> _What is being asked_
Across the entries that follow, how many lines have the word "Arduino" in them? Give only the number.

> _Data about app and page elements_

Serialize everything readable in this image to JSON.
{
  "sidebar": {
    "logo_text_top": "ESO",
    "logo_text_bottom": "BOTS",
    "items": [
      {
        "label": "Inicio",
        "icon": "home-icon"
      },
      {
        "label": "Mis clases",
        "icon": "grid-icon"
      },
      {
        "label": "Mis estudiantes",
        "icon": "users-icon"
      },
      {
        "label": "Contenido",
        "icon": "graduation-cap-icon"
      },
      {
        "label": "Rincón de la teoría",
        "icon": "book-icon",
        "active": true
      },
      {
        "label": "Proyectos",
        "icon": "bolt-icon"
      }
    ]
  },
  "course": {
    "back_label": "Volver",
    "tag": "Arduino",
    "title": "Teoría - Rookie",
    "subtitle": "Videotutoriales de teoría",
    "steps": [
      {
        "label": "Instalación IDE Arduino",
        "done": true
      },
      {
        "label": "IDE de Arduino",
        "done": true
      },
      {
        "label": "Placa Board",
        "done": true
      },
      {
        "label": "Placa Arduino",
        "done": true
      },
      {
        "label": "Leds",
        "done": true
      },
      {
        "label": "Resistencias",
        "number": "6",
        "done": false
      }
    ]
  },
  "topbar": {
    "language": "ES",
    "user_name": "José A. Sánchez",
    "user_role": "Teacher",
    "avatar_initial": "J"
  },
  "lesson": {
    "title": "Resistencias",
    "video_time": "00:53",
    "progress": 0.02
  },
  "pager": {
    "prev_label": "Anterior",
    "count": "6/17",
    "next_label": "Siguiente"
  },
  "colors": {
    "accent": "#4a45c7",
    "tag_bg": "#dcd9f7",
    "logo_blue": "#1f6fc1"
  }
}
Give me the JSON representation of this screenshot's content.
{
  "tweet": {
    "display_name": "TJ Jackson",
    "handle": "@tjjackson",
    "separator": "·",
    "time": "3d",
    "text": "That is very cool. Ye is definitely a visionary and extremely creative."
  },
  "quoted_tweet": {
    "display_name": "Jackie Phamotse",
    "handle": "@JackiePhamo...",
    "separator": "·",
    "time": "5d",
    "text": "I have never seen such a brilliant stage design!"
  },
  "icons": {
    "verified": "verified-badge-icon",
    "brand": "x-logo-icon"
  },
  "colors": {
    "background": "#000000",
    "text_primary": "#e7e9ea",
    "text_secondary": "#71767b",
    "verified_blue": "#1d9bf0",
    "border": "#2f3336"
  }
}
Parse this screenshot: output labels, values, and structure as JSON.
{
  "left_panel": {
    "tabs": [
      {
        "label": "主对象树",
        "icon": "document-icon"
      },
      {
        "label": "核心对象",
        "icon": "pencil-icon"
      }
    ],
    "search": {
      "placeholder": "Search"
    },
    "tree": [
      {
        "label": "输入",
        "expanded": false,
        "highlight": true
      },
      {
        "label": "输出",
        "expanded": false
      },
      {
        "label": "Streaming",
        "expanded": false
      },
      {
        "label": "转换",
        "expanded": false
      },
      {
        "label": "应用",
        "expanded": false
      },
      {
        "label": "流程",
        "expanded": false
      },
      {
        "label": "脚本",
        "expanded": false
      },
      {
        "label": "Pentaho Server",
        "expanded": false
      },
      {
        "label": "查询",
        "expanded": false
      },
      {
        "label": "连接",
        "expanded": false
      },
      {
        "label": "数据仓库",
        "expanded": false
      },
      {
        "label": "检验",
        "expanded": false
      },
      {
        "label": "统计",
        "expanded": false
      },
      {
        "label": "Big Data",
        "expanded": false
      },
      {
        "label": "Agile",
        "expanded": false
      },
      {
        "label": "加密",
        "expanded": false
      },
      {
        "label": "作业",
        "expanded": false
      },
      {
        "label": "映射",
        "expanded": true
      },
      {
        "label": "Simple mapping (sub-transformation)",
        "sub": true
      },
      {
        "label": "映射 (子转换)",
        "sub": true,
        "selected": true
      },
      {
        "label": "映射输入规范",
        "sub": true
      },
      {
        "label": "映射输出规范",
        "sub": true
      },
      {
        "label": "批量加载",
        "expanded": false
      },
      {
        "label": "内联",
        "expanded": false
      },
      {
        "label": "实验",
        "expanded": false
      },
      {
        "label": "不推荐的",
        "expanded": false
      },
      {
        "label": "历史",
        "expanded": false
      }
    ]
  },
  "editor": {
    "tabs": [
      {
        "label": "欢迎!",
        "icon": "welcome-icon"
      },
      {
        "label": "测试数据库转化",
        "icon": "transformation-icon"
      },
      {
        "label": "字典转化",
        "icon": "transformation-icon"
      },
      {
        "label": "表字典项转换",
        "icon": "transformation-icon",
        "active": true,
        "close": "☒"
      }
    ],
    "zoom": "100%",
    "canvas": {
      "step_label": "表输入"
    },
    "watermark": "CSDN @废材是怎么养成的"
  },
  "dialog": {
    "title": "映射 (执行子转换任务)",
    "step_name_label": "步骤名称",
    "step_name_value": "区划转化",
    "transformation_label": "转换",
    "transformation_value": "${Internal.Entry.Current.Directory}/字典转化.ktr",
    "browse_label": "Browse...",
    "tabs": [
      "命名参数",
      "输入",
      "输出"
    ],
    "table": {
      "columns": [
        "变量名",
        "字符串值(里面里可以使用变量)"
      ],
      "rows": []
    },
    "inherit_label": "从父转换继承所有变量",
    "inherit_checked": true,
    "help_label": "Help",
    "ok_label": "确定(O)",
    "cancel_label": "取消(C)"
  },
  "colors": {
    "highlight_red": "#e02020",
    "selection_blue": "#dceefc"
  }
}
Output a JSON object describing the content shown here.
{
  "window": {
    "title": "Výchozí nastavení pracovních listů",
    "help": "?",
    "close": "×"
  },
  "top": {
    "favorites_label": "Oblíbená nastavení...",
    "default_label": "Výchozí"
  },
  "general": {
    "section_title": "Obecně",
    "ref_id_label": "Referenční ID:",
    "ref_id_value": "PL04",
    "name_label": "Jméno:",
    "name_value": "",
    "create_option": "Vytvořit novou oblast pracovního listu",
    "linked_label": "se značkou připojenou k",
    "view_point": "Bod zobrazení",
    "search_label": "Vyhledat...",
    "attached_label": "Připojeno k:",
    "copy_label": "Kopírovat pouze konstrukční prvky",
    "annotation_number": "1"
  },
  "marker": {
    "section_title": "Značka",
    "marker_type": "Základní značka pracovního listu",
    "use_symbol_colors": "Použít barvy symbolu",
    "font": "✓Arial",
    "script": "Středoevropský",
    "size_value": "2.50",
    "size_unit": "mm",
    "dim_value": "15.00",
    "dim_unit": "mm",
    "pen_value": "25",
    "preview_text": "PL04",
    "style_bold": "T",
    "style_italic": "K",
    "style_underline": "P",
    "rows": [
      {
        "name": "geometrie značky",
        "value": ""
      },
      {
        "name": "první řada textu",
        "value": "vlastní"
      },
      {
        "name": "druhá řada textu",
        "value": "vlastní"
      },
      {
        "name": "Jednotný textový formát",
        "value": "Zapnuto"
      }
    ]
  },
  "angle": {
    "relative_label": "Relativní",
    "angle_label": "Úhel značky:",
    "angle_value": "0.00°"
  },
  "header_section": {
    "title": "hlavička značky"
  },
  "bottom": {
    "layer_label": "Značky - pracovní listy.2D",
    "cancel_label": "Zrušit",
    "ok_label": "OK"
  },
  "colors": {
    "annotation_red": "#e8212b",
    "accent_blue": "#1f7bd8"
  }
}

> _Result of the exercise_
4